The biggest thing I refuse to do is play it safe so I won’t be criticized. Safe writing doesn’t change the world, nor does it change my personal world. It’s thinking, and questioning, and even learning the intricacies of a different position so that you can counter them, or even find common ground, that are the possible outcomes to writing and dialogue that can make a difference in our communities.
It so happened that the same morning my Guardian column went live last week—or one could call it the moment my red meat was thrown to an international audience to chomp on—I read an entry in Scott Ginsberg’s book of daily tips, “Ideas Are Free, Execution is Priceless.” Titled “Execute something worth being criticized,” his April 19 post cut straight to the heart of why we must avoid safe writing: “If you’re not making people react, you’re not making a difference. If everybody loves what you’re doing, you’re doing something wrong.” Ginsberg’s words echo my belief: Safe writing is boring and likely to be ignored, and its writer will probably be forgotten.

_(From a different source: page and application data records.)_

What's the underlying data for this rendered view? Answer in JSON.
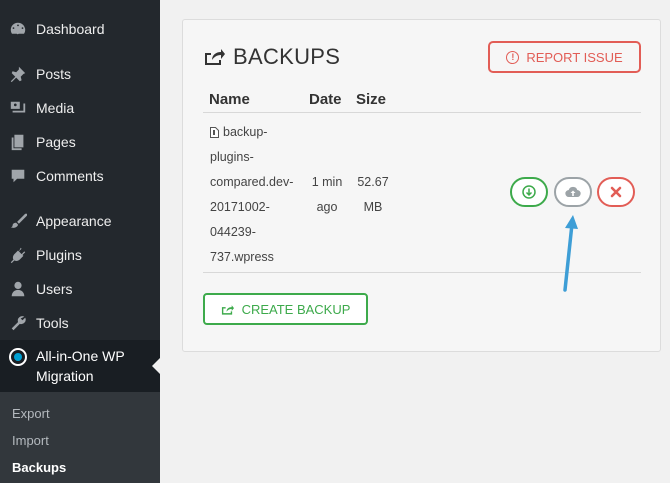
{
  "sidebar": {
    "items": [
      {
        "label": "Dashboard",
        "icon": "dashboard-icon"
      },
      {
        "label": "Posts",
        "icon": "pin-icon"
      },
      {
        "label": "Media",
        "icon": "media-icon"
      },
      {
        "label": "Pages",
        "icon": "pages-icon"
      },
      {
        "label": "Comments",
        "icon": "comment-icon"
      },
      {
        "label": "Appearance",
        "icon": "brush-icon"
      },
      {
        "label": "Plugins",
        "icon": "plugin-icon"
      },
      {
        "label": "Users",
        "icon": "user-icon"
      },
      {
        "label": "Tools",
        "icon": "wrench-icon"
      }
    ],
    "migration": {
      "label_line1": "All-in-One WP",
      "label_line2": "Migration",
      "icon": "migration-icon"
    },
    "submenu": [
      {
        "label": "Export"
      },
      {
        "label": "Import"
      },
      {
        "label": "Backups",
        "current": true
      }
    ]
  },
  "panel": {
    "title": "BACKUPS",
    "report_label": "REPORT ISSUE",
    "report_icon_glyph": "!",
    "columns": [
      "Name",
      "Date",
      "Size"
    ],
    "backup": {
      "name_lines": [
        "backup-",
        "plugins-",
        "compared.dev-",
        "20171002-",
        "044239-",
        "737.wpress"
      ],
      "date_lines": [
        "1 min",
        "ago"
      ],
      "size_lines": [
        "52.67",
        "MB"
      ]
    },
    "create_label": "CREATE BACKUP",
    "colors": {
      "green": "#3daa4b",
      "red": "#e25d56",
      "gray": "#9ca3a7",
      "arrow": "#3e9ed6"
    }
  }
}
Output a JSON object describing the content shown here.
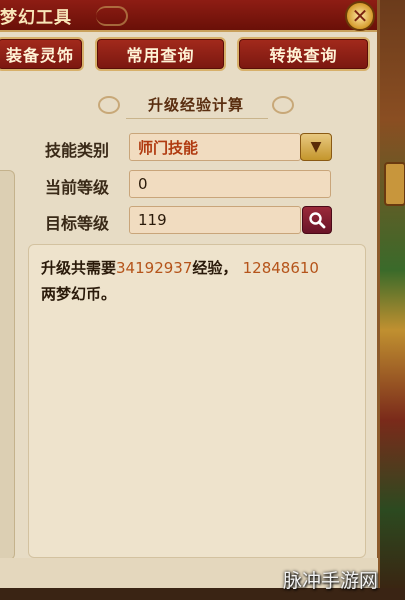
{
  "window": {
    "title": "梦幻工具",
    "close_icon": "close-icon"
  },
  "tabs": [
    {
      "label": "装备灵饰"
    },
    {
      "label": "常用查询"
    },
    {
      "label": "转换查询"
    }
  ],
  "section": {
    "heading": "升级经验计算"
  },
  "form": {
    "skill_type": {
      "label": "技能类别",
      "value": "师门技能"
    },
    "current_level": {
      "label": "当前等级",
      "value": "0"
    },
    "target_level": {
      "label": "目标等级",
      "value": "119"
    }
  },
  "result": {
    "prefix": "升级共需要",
    "exp": "34192937",
    "mid": "经验，",
    "coins": "12848610",
    "suffix": "两梦幻币。"
  },
  "watermark": "脉冲手游网",
  "colors": {
    "accent": "#8e1d14",
    "panel": "#e7dcc5",
    "highlight": "#b5541a"
  }
}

I think of all my activist and journalism heroes, including those right here in Mississippi. Not a single one of them effected change by playing it safe. Hazel Brannon Smith died penniless after agreeing to print pro-integration newspapers (including the one my newspaper is named in honor of) in the 1960s. Florence Mars wrote the real story of the three civil-rights murders in my hometown—a book that inspired me when I was a teenager to do the kind of often-unpopular writing I do now. Ida B. Wells used her journalism skills to lead an anti-lynching crusade that could’ve gotten her killed and did get her printing press destroyed.

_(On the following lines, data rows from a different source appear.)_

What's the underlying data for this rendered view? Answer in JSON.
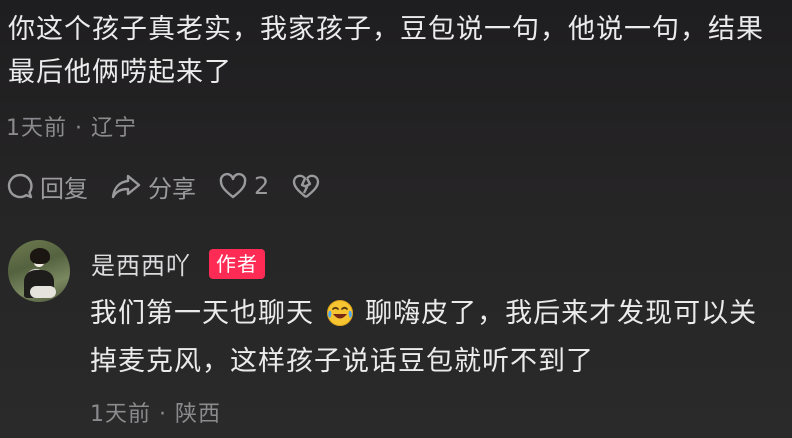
{
  "comment": {
    "text": "你这个孩子真老实，我家孩子，豆包说一句，他说一句，结果最后他俩唠起来了",
    "meta": "1天前 · 辽宁"
  },
  "actions": {
    "reply_label": "回复",
    "share_label": "分享",
    "like_count": "2"
  },
  "reply": {
    "username": "是西西吖",
    "badge": "作者",
    "text_before_emoji": "我们第一天也聊天",
    "emoji": "laughing-crying-emoji",
    "text_after_emoji": "聊嗨皮了，我后来才发现可以关掉麦克风，这样孩子说话豆包就听不到了",
    "meta": "1天前 · 陕西"
  },
  "colors": {
    "background": "#232223",
    "text": "#ecebec",
    "muted": "#8b8a8d",
    "author_badge": "#fe2c55"
  }
}
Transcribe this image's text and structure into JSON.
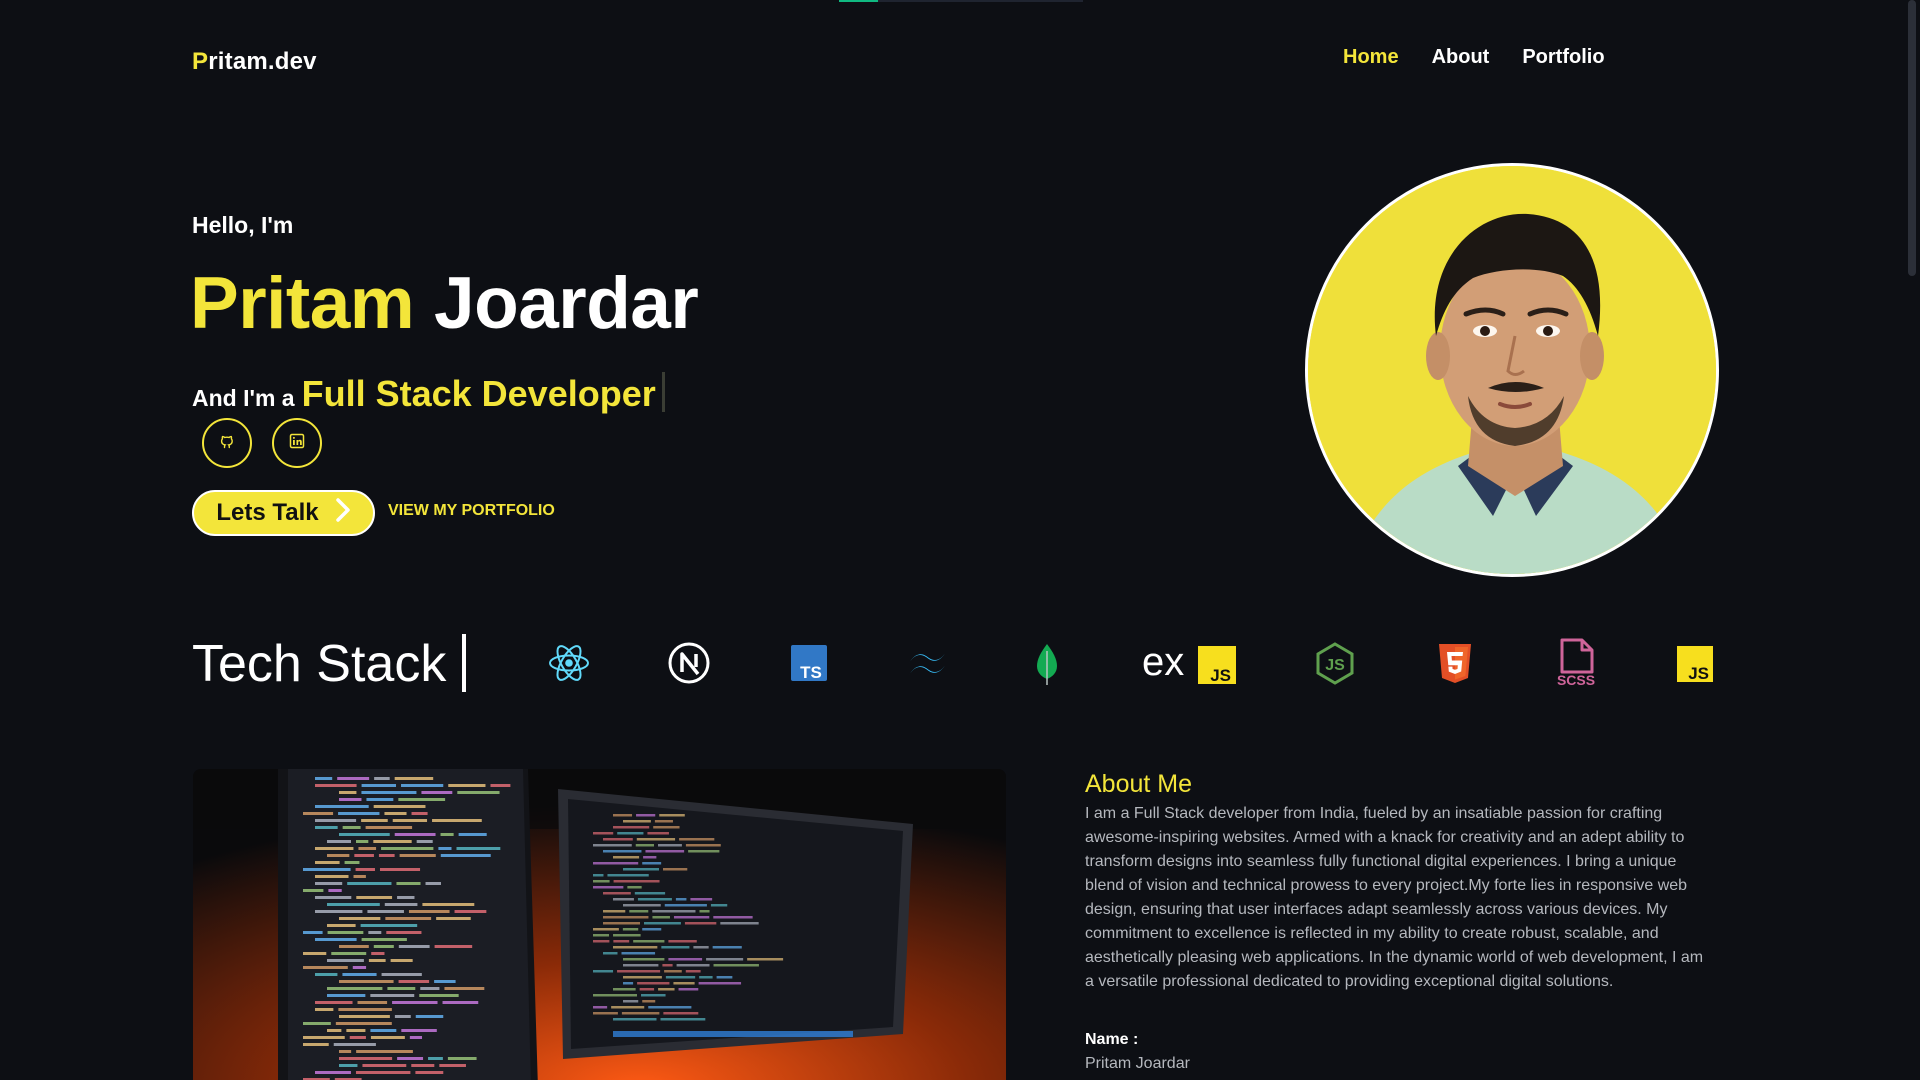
{
  "header": {
    "logo_prefix": "P",
    "logo_rest": "ritam.dev",
    "nav": [
      {
        "label": "Home",
        "active": true
      },
      {
        "label": "About",
        "active": false
      },
      {
        "label": "Portfolio",
        "active": false
      }
    ]
  },
  "hero": {
    "greeting": "Hello, I'm",
    "first_name": "Pritam",
    "last_name": "Joardar",
    "role_prefix": "And I'm a",
    "role_typed": "Full Stack Developer",
    "social": [
      {
        "icon": "github-icon"
      },
      {
        "icon": "linkedin-icon"
      }
    ],
    "primary_button": "Lets Talk",
    "secondary_link": "VIEW MY PORTFOLIO"
  },
  "tech_stack": {
    "title": "Tech Stack",
    "icons": [
      {
        "name": "react-icon",
        "color": "#61dafb"
      },
      {
        "name": "nextjs-icon",
        "color": "#ffffff"
      },
      {
        "name": "typescript-icon",
        "color": "#3178c6",
        "text": "TS"
      },
      {
        "name": "tailwind-icon",
        "color": "#38bdf8"
      },
      {
        "name": "mongodb-icon",
        "color": "#13aa52"
      },
      {
        "name": "expressjs-icon",
        "color": "#ffffff",
        "text": "ex",
        "badge": "JS"
      },
      {
        "name": "nodejs-icon",
        "color": "#5fa04e",
        "text": "JS"
      },
      {
        "name": "html5-icon",
        "color": "#e34f26",
        "text": "5"
      },
      {
        "name": "scss-icon",
        "color": "#cf649a",
        "text": "SCSS"
      },
      {
        "name": "javascript-icon",
        "color": "#f7df1e",
        "text": "JS"
      }
    ]
  },
  "about": {
    "title": "About Me",
    "body": "I am a Full Stack developer from India, fueled by an insatiable passion for crafting awesome-inspiring websites. Armed with a knack for creativity and an adept ability to transform designs into seamless fully functional digital experiences. I bring a unique blend of vision and technical prowess to every project.My forte lies in responsive web design, ensuring that user interfaces adapt seamlessly across various devices. My commitment to excellence is reflected in my ability to create robust, scalable, and aesthetically pleasing web applications. In the dynamic world of web development, I am a versatile professional dedicated to providing exceptional digital solutions.",
    "name_label": "Name :",
    "name_value": "Pritam Joardar"
  },
  "colors": {
    "background": "#0d0f14",
    "accent": "#f3e53a",
    "muted_text": "#b5b8be",
    "progress": "#10b981"
  },
  "page_progress": 0.16
}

I believe it is our responsibility as writers to tell true stories, whether its reported stories about other people’s battles, or personal columns that reveal very private experiences, as I did in this one, that in turn inspire or help other people find strength to face or tell theirs. That means we must challenge the wisdom of the moment, and sometimes those become our most popular pieces.
What always lets me know I’m on the right track are the emails and messages I get telling me that I just wrote something that someone is feeling but is afraid to express. Since the Clinton column in The Guardian, I’ve heard from so many young women who were turned off by feminists, such as the ones who skewered Lewinsky but not Clinton, and others who are frustrated because people around them do not want them to criticize Hillary Clinton—a year and a half before the presidential election.

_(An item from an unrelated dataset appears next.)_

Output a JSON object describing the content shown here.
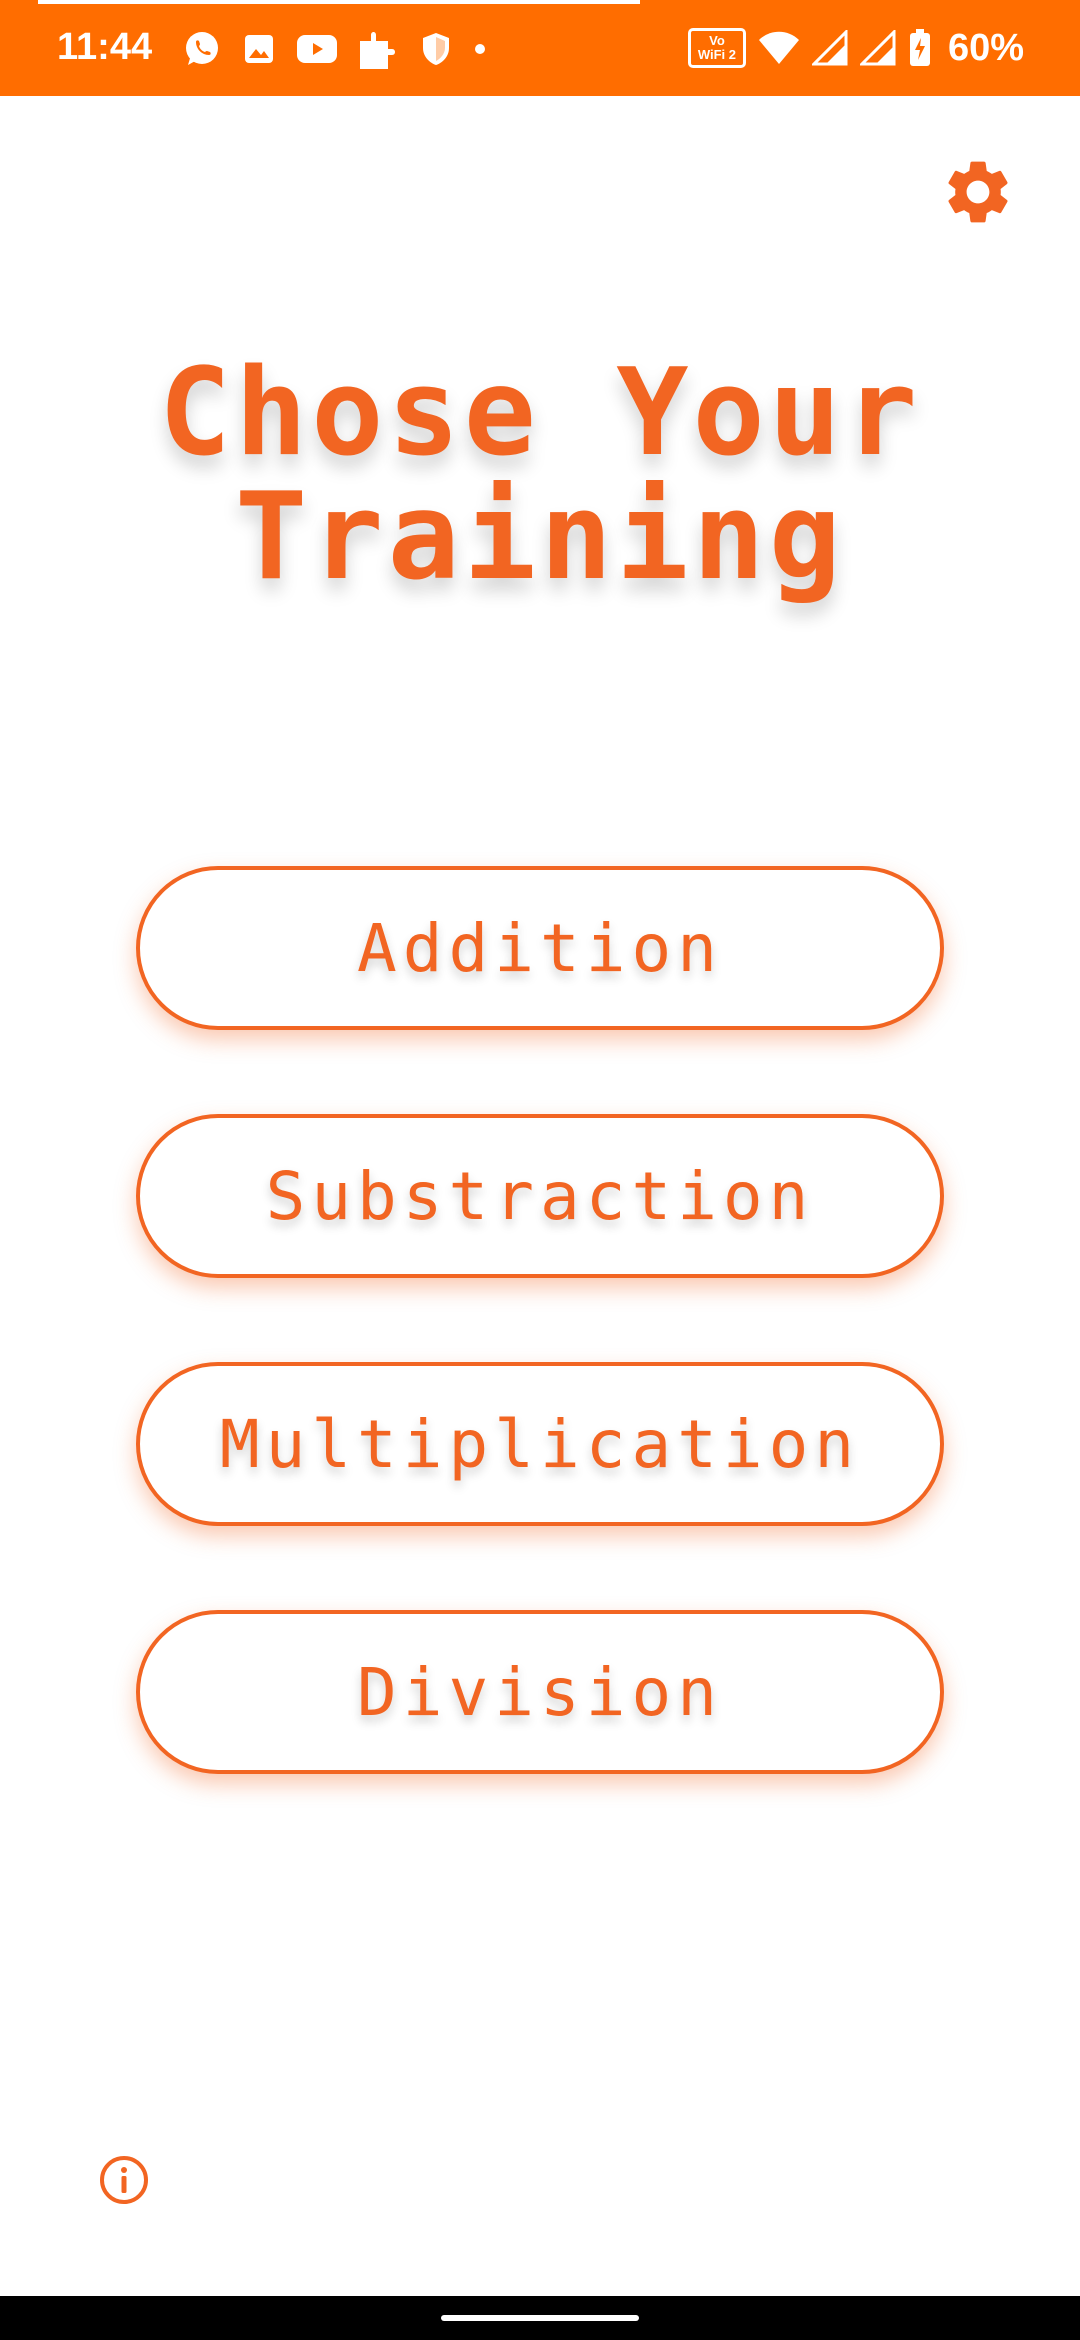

Our obligation as writers is to use our words to get others to think, and to feel, and to consider, and maybe even come up with creative solutions and compromises that make sense. Powerful writing never serves the status quo, whether the left side of it or the right side.
Scott Ginsberg really spoke to me with the end of his April 19 post: “Truth is: Criticism isn’t something you draw—it’s something you earn.”
The good news is that earning criticism gets much easier with practice.